Disneynature’s “Penguins” places character, or rather an Adélie penguin who’s quite the character, at the forefront. Directors Alastair Fothergill and Jeff Wilson focus on one charismatic male coming of age in the harsh conditions of Antarctica’s spring/summer season as he sets up a nest, finds a mate, and fulfills his destiny as a father. With irreverence, charm, sparkling cinematography, and a catchy pop soundtrack, this marks the series’ youngest-skewing, most comedic Earth Day documentary yet. That’s not a bad thing, however. Instead of bombarding the audience with factoids and heavy scientific terminology, it lets a poignant narrative unspool — one with an engaging, highly accessible and hugely entertaining underdog hero’s journey.
Any “March of the Penguins” comparisons are subtly dispelled early on. Fothergill and Wilson open on different, but similarly striking emotional beats: on cute-as-a-button Steve’s specific strut, a kind of nervous-but-determined waddle, set to Patti Labelle’s “Stir It Up,” as he’s running late on his 100-mile trip to shore. Within a few short minutes, our pint-sized protagonist is established as charming and klutzy, almost the dorky cousin of the elegant, much-larger emperor penguin. The contrast between the two species is further examined in a cleverly meta manner when Steve’s sojourn to the coast causes him to bump into an emperor penguin colony. He’s roughed up by one of their tempestuous offspring, who practically towers over full-grown Steve and his diminutive 2-foot, 15-pound frame.
Since the film oscillates from silly to serious as the delightful and dire situations unfold, narrator Ed Helms finds a brilliant balance between his penguin protagonist’s wistful, childlike naïveté and the burgeoning bluster and machismo necessary for survival. Steve’s blissful alone time in the icy-cool ocean morphs into a dangerous deep-sea dive when Orcas, a natural predator, pass through the ice channel in which he and his colony are swimming. From bachelor to partner to father, Steve’s protective nature develops over the course of the feature, and “The Office” star’s voicework goes a long way to anthropomorphize this super-expressive, beady-eyed loveable goofball along that journey, building a character out of Steve’s trials and travails, while emphasizing that arc.
One of the big draws of these Disneynature documentaries is the nature photography, the quality of which seems to advance greatly with each installment. The 16 principal photographers have amassed some incredibly breathtaking imagery, leaving audiences wondering how they were able to achieve certain shots without human interference. The penguins’ joyfully spirited synchronized swimming is akin to a glamorous, golden-era Esther Williams picture in both mood and visual aesthetic. They dive, zooming in and out of the water in a perfectly timed rhythm — a water ballet of sorts.
During one of the more gripping sequences, we see the katabatic winds cover the nesting females of the colony in a thick blanket of snow, leaving us gobsmacked at to how the team kept track of their precise location. It’s also hilarious when they apply the same epic philosophy to capturing nature’s mundanity, as when they observe a penguin chick barf up his dinner in slow-motion and then carry on with his day, completely unfazed.

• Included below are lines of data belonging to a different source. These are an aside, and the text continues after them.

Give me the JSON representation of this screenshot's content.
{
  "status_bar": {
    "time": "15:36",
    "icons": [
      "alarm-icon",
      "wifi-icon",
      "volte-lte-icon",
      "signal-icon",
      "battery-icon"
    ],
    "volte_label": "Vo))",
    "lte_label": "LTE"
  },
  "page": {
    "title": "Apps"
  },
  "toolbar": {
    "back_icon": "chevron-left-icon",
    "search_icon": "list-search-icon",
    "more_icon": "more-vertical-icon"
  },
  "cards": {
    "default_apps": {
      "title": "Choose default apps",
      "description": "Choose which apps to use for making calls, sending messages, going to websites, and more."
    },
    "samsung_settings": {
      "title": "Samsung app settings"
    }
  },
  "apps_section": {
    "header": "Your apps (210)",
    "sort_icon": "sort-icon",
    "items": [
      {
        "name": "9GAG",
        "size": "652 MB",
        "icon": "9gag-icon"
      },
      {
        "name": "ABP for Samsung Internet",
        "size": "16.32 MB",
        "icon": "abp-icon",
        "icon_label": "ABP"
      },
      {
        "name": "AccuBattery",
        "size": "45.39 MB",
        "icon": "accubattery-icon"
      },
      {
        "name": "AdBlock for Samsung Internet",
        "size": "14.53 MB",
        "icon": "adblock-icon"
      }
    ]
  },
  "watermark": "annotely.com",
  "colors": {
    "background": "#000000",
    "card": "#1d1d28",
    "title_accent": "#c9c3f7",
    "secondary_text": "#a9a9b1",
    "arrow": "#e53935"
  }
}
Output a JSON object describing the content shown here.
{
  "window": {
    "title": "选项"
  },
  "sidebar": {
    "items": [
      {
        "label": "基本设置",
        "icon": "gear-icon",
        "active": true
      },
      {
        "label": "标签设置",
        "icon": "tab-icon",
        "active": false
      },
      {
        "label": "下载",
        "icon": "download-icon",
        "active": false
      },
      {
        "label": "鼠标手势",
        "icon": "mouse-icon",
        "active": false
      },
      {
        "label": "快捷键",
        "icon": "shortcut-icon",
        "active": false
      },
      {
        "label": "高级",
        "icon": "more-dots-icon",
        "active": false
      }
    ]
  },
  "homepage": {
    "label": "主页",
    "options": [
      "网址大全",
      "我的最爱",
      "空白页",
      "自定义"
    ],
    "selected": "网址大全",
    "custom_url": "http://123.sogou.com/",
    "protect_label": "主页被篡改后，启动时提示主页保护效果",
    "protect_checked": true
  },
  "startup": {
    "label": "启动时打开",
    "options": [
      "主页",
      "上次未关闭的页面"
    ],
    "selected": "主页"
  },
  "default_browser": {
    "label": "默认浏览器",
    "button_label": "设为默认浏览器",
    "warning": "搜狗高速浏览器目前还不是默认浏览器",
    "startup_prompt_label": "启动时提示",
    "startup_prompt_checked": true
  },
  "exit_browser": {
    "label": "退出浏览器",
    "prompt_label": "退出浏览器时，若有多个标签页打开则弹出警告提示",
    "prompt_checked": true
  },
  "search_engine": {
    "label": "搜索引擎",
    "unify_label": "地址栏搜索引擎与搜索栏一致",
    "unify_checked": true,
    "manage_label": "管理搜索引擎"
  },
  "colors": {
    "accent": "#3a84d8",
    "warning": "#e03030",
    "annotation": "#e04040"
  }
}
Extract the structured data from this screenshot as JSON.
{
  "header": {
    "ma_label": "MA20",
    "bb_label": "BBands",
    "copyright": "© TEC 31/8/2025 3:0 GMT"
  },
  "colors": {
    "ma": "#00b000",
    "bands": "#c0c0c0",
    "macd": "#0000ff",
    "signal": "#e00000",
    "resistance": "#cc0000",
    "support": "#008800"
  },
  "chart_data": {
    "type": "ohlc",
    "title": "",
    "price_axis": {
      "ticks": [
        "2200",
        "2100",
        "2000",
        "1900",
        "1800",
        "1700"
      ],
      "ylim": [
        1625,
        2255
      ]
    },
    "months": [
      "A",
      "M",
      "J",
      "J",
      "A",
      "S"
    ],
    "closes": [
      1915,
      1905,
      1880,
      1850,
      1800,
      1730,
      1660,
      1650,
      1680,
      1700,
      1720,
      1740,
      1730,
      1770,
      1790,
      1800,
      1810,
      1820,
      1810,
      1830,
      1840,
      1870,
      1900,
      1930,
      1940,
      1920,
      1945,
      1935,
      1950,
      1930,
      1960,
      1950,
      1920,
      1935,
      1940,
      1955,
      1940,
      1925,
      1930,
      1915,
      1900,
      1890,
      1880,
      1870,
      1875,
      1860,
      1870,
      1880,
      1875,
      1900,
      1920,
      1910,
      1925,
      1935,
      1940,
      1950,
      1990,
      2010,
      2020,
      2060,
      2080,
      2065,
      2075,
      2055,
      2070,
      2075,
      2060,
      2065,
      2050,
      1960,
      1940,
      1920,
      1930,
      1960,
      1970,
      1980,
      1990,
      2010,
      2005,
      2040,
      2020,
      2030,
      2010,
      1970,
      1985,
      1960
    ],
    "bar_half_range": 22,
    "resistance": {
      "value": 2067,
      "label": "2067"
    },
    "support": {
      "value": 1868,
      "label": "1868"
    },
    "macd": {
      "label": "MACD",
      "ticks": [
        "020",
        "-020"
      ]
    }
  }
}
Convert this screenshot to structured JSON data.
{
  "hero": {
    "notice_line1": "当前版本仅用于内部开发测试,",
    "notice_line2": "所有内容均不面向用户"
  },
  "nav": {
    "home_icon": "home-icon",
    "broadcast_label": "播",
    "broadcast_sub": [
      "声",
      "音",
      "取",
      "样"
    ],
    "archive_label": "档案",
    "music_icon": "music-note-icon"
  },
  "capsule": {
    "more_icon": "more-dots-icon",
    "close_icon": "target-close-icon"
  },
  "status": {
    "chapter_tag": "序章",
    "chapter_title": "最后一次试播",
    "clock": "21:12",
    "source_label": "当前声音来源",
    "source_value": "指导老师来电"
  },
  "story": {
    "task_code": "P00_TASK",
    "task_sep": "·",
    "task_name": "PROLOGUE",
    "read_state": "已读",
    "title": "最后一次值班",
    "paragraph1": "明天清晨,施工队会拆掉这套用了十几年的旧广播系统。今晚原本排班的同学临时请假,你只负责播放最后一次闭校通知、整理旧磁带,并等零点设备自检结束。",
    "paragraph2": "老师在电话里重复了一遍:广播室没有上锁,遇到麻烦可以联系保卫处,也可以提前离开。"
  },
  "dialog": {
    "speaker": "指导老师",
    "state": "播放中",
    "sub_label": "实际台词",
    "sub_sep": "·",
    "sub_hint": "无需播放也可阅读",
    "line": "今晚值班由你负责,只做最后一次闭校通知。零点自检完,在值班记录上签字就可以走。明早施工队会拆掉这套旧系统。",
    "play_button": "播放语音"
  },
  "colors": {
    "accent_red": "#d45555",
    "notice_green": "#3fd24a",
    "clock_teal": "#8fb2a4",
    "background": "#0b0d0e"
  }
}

Harry Gregson-Williams’ score is predictably solid, but what gives this film a unique identity is the utilization of classic Top 40 music from acts such as Whitesnake, REO Speedwagon, and Average White Band. These tunes provide an anachronistic bent on the expected, infusing the picture with energy, vibrancy and wit. It’s pure, wholesome joy to see Steve and his lady love Adeline fall in love to “Can’t Fight This Feeling,” or to watch Steve and his fellow male penguins trek back and forth to feed their offspring as “Work to Do” plays.
As with many other films in this series, the filmmakers don’t shy away from showcasing Mother Nature’s cruelty along with her cuteness. Though overall it’s a hopeful, lighthearted romp, there’s a bit of darkness looming. Tension-fueled segments feature predators like killer whales and leopard seals rearing their unwanted heads. In addition to the inclement weather, these are the real character-building obstacles the colony faces. Still, it’s never too heavy or terrifying for the young ones in the audience.
While the term “climate change” is never floated, one can’t help but think about its impact on these fragile creatures’ natural instincts and lifestyles. It’s not a stretch to walk out of the theater pondering the ecological strain that pollution and warming seas are putting on their resources.